- [What you are asked to do] For the word "zoom", state how many lines of the records include it, with no other text.

- [Supplied material]
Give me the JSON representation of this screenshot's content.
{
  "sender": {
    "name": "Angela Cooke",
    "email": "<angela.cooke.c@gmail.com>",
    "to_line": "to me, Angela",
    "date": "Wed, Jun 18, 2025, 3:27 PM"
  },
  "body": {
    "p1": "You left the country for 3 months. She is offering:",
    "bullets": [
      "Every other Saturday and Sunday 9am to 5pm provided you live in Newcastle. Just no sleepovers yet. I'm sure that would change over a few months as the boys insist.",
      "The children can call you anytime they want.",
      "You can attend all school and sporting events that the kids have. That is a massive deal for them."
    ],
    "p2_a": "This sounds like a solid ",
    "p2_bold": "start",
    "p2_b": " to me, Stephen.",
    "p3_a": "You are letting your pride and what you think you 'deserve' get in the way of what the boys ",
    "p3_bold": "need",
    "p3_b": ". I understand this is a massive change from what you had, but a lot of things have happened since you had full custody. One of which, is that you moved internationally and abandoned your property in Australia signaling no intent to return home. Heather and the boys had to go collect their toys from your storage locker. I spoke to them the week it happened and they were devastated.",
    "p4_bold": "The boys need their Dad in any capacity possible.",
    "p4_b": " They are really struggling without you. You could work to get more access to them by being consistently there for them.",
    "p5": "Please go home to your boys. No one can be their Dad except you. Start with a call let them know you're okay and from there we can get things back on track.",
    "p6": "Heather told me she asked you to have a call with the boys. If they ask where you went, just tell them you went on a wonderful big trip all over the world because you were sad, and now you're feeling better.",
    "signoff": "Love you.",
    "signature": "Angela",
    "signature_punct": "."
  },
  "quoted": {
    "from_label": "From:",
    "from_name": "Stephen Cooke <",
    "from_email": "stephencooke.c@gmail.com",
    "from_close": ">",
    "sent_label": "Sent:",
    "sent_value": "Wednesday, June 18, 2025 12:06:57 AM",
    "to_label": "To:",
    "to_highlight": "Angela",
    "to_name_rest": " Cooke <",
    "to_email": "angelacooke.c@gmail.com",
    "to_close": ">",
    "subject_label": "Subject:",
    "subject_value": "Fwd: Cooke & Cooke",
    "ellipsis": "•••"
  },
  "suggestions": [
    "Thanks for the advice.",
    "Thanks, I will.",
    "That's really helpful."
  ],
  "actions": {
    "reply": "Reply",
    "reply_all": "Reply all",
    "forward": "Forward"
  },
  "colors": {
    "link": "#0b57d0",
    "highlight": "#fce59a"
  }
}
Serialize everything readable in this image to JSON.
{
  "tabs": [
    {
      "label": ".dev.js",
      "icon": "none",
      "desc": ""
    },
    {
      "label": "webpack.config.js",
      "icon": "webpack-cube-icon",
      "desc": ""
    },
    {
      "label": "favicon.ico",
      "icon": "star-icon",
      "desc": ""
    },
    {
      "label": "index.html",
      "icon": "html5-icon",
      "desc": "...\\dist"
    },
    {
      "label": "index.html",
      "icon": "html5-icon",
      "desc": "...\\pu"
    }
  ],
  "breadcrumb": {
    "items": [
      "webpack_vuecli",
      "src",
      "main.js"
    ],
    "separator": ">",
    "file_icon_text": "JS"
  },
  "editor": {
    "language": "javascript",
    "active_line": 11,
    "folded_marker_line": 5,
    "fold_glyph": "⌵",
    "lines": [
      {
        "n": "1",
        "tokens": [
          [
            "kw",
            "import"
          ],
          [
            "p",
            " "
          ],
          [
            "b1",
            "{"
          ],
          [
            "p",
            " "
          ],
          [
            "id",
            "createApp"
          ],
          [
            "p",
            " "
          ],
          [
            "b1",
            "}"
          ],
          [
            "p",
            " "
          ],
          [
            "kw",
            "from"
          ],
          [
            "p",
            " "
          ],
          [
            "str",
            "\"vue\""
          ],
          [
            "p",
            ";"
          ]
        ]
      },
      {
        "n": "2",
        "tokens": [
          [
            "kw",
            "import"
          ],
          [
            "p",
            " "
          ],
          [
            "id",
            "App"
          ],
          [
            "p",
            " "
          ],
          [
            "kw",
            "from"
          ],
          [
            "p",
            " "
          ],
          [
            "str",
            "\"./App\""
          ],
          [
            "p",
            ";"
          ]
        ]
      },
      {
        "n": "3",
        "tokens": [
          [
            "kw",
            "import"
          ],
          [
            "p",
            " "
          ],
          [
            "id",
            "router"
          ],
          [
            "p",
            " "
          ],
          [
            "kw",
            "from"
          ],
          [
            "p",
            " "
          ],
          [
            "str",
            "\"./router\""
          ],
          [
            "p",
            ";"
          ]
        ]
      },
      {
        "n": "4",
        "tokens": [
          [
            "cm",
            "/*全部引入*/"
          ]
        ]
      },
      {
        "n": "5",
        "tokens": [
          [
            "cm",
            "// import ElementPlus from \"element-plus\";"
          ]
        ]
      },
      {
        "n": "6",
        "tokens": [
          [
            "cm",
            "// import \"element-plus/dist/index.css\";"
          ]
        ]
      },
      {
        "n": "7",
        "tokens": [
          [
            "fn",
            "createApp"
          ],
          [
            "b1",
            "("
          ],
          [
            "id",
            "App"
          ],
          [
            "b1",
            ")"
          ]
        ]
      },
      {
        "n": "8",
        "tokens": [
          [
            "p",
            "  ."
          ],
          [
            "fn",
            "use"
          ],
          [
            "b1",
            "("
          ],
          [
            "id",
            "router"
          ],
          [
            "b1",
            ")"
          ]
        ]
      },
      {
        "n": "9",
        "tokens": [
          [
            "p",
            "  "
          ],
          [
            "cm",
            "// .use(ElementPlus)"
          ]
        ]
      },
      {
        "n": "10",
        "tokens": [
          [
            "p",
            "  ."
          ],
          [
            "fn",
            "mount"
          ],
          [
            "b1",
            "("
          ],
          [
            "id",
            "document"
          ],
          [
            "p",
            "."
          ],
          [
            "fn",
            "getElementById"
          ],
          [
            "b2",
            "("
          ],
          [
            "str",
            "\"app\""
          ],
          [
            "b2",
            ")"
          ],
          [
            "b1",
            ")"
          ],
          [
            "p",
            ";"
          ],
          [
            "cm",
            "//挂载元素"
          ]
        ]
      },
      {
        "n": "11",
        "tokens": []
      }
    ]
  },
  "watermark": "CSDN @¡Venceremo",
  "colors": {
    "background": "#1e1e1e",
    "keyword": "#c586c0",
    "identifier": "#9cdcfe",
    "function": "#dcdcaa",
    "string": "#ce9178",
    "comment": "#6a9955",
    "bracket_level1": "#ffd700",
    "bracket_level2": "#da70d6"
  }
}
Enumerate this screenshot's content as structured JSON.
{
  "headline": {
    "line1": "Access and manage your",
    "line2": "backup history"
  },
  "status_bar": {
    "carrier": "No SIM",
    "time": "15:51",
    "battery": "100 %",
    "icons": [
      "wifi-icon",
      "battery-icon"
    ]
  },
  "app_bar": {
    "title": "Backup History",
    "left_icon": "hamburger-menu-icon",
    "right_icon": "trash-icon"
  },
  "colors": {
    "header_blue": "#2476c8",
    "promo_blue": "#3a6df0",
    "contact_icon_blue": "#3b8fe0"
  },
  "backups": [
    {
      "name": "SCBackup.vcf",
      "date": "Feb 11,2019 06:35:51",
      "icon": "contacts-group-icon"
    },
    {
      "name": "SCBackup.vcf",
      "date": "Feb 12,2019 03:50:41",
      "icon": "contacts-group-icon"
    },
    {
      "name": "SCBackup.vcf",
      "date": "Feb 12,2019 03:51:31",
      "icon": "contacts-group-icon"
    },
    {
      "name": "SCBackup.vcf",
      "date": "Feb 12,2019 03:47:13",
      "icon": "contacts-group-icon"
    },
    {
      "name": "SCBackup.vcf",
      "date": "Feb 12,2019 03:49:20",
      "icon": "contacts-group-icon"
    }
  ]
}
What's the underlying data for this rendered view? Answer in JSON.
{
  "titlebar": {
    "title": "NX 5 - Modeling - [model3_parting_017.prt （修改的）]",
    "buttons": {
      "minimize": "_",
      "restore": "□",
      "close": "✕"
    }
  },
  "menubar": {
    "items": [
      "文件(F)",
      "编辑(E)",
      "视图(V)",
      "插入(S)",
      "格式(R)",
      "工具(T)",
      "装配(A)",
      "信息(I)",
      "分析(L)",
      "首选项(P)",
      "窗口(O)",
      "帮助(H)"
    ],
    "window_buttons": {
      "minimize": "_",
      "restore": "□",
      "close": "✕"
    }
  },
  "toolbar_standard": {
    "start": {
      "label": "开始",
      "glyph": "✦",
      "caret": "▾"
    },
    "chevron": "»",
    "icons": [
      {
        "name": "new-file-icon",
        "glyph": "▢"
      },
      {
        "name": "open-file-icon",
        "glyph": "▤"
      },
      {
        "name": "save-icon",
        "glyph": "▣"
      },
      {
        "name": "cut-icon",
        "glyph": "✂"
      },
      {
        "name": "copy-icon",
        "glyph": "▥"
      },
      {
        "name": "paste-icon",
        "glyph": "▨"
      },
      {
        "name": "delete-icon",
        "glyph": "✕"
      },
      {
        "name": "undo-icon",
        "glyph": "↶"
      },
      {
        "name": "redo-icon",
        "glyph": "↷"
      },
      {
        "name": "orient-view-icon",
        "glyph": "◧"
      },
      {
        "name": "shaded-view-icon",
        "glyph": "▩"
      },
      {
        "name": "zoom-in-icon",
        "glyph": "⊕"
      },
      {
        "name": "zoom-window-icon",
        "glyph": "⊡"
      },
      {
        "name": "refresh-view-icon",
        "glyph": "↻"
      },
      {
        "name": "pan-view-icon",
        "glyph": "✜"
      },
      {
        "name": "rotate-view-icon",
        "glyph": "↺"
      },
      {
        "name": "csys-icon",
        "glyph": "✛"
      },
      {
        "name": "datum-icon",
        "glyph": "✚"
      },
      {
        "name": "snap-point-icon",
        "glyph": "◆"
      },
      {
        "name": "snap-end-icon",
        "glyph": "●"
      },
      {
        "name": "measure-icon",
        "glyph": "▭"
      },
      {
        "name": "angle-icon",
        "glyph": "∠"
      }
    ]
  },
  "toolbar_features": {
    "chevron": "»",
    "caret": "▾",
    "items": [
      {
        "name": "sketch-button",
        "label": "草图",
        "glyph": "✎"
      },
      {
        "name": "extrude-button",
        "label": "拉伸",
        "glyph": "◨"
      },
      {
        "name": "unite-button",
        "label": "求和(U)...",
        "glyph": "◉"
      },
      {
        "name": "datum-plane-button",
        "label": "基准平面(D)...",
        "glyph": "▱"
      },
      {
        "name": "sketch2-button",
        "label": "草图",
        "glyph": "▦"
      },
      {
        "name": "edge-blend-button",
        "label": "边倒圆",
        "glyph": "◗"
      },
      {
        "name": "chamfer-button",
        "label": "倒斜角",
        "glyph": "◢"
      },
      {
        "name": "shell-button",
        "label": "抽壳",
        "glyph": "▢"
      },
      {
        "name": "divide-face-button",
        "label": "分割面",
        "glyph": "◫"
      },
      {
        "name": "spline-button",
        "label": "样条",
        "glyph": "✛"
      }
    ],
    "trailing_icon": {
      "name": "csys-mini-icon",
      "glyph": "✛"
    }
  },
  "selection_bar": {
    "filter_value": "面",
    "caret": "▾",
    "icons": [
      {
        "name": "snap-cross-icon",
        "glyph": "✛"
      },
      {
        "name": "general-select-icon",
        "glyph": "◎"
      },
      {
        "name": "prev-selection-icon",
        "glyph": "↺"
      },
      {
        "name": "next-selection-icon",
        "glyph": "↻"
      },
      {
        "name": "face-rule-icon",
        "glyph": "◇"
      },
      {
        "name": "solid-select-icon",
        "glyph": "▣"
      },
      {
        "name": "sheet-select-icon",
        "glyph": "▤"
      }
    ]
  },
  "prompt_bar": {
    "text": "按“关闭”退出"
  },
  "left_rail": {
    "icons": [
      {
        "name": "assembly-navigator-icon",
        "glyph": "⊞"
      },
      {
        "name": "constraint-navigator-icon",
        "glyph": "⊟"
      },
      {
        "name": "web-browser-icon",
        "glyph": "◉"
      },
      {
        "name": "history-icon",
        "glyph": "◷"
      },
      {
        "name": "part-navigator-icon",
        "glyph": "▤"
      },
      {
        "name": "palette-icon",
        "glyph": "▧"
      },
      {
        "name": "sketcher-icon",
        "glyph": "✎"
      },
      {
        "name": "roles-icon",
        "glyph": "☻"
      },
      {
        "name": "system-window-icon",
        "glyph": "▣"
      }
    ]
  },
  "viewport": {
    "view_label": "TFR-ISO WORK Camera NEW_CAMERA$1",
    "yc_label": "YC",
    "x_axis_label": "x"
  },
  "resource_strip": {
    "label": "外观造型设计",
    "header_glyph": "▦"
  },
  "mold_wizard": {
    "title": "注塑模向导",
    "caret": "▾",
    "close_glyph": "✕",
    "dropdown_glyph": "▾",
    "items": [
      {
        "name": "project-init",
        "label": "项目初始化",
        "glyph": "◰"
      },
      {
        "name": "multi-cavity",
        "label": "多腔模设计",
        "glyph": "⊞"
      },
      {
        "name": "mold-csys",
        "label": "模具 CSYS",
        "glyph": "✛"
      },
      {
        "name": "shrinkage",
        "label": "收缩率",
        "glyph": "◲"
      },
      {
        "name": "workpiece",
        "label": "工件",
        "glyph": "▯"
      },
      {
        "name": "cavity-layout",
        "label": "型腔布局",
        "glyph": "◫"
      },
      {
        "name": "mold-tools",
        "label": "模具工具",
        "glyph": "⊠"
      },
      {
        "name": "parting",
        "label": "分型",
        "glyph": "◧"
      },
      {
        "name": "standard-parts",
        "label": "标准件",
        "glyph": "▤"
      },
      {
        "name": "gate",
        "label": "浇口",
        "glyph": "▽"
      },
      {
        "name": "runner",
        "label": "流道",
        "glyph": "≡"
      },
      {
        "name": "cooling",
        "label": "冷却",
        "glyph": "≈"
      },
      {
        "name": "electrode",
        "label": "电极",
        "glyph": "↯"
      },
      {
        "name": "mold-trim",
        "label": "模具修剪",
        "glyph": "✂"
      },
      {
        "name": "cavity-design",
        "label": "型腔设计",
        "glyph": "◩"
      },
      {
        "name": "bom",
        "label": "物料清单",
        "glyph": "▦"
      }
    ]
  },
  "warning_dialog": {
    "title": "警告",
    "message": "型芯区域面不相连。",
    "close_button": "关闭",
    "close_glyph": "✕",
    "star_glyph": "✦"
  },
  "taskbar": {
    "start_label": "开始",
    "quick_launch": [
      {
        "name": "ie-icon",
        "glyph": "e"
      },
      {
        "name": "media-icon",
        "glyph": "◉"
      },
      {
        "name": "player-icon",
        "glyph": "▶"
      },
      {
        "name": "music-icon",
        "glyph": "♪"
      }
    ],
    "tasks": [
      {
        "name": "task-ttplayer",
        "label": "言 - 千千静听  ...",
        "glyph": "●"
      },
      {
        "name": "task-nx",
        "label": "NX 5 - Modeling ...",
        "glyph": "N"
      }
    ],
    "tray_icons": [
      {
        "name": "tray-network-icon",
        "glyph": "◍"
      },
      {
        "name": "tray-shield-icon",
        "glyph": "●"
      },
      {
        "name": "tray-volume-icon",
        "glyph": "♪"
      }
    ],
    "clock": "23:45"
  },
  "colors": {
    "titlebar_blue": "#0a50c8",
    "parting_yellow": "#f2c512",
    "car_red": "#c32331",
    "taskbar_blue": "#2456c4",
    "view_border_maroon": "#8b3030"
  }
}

- [Solution to this task] 2